Assignment :: Your reply should reproduce each entry exactly and contain no pictures.
#### Provided data ####
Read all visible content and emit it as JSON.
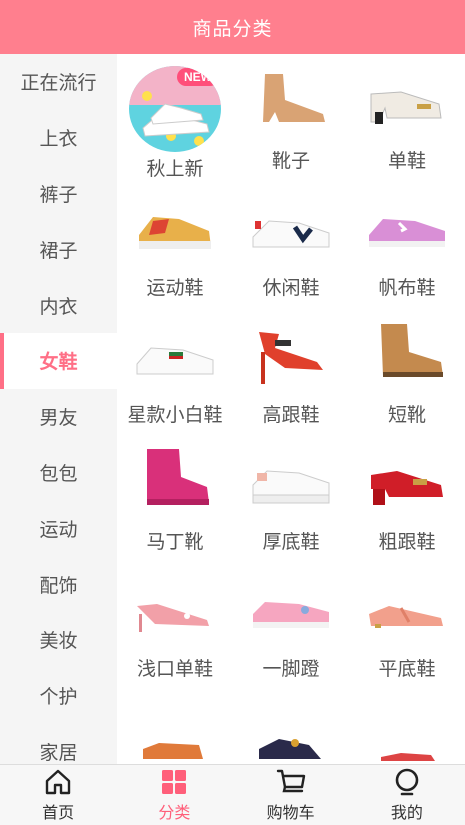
{
  "header": {
    "title": "商品分类"
  },
  "sidebar": {
    "items": [
      {
        "label": "正在流行"
      },
      {
        "label": "上衣"
      },
      {
        "label": "裤子"
      },
      {
        "label": "裙子"
      },
      {
        "label": "内衣"
      },
      {
        "label": "女鞋"
      },
      {
        "label": "男友"
      },
      {
        "label": "包包"
      },
      {
        "label": "运动"
      },
      {
        "label": "配饰"
      },
      {
        "label": "美妆"
      },
      {
        "label": "个护"
      },
      {
        "label": "家居"
      }
    ],
    "active_index": 5
  },
  "products": [
    {
      "label": "秋上新",
      "icon": "new-arrivals-image",
      "badge": "NEW"
    },
    {
      "label": "靴子",
      "icon": "ankle-boot-image"
    },
    {
      "label": "单鞋",
      "icon": "loafer-image"
    },
    {
      "label": "运动鞋",
      "icon": "sneaker-image"
    },
    {
      "label": "休闲鞋",
      "icon": "casual-shoe-image"
    },
    {
      "label": "帆布鞋",
      "icon": "canvas-shoe-image"
    },
    {
      "label": "星款小白鞋",
      "icon": "white-sneaker-image"
    },
    {
      "label": "高跟鞋",
      "icon": "high-heel-image"
    },
    {
      "label": "短靴",
      "icon": "chelsea-boot-image"
    },
    {
      "label": "马丁靴",
      "icon": "martin-boot-image"
    },
    {
      "label": "厚底鞋",
      "icon": "platform-shoe-image"
    },
    {
      "label": "粗跟鞋",
      "icon": "block-heel-image"
    },
    {
      "label": "浅口单鞋",
      "icon": "pump-image"
    },
    {
      "label": "一脚蹬",
      "icon": "slip-on-image"
    },
    {
      "label": "平底鞋",
      "icon": "flat-shoe-image"
    },
    {
      "label": "",
      "icon": "shoe-image"
    },
    {
      "label": "",
      "icon": "shoe-image"
    },
    {
      "label": "",
      "icon": "shoe-image"
    }
  ],
  "tabbar": {
    "items": [
      {
        "label": "首页",
        "icon": "home-icon"
      },
      {
        "label": "分类",
        "icon": "category-icon"
      },
      {
        "label": "购物车",
        "icon": "cart-icon"
      },
      {
        "label": "我的",
        "icon": "profile-icon"
      }
    ],
    "active_index": 1
  },
  "colors": {
    "header": "#ff7f8e",
    "accent": "#ff6f86"
  }
}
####
Response box ::
Read all visible content and emit it as JSON.
{
  "header": {
    "title": "商品分类"
  },
  "sidebar": {
    "items": [
      {
        "label": "正在流行"
      },
      {
        "label": "上衣"
      },
      {
        "label": "裤子"
      },
      {
        "label": "裙子"
      },
      {
        "label": "内衣"
      },
      {
        "label": "女鞋"
      },
      {
        "label": "男友"
      },
      {
        "label": "包包"
      },
      {
        "label": "运动"
      },
      {
        "label": "配饰"
      },
      {
        "label": "美妆"
      },
      {
        "label": "个护"
      },
      {
        "label": "家居"
      }
    ],
    "active_index": 5
  },
  "products": [
    {
      "label": "秋上新",
      "icon": "new-arrivals-image",
      "badge": "NEW"
    },
    {
      "label": "靴子",
      "icon": "ankle-boot-image"
    },
    {
      "label": "单鞋",
      "icon": "loafer-image"
    },
    {
      "label": "运动鞋",
      "icon": "sneaker-image"
    },
    {
      "label": "休闲鞋",
      "icon": "casual-shoe-image"
    },
    {
      "label": "帆布鞋",
      "icon": "canvas-shoe-image"
    },
    {
      "label": "星款小白鞋",
      "icon": "white-sneaker-image"
    },
    {
      "label": "高跟鞋",
      "icon": "high-heel-image"
    },
    {
      "label": "短靴",
      "icon": "chelsea-boot-image"
    },
    {
      "label": "马丁靴",
      "icon": "martin-boot-image"
    },
    {
      "label": "厚底鞋",
      "icon": "platform-shoe-image"
    },
    {
      "label": "粗跟鞋",
      "icon": "block-heel-image"
    },
    {
      "label": "浅口单鞋",
      "icon": "pump-image"
    },
    {
      "label": "一脚蹬",
      "icon": "slip-on-image"
    },
    {
      "label": "平底鞋",
      "icon": "flat-shoe-image"
    },
    {
      "label": "",
      "icon": "shoe-image"
    },
    {
      "label": "",
      "icon": "shoe-image"
    },
    {
      "label": "",
      "icon": "shoe-image"
    }
  ],
  "tabbar": {
    "items": [
      {
        "label": "首页",
        "icon": "home-icon"
      },
      {
        "label": "分类",
        "icon": "category-icon"
      },
      {
        "label": "购物车",
        "icon": "cart-icon"
      },
      {
        "label": "我的",
        "icon": "profile-icon"
      }
    ],
    "active_index": 1
  },
  "colors": {
    "header": "#ff7f8e",
    "accent": "#ff6f86"
  }
}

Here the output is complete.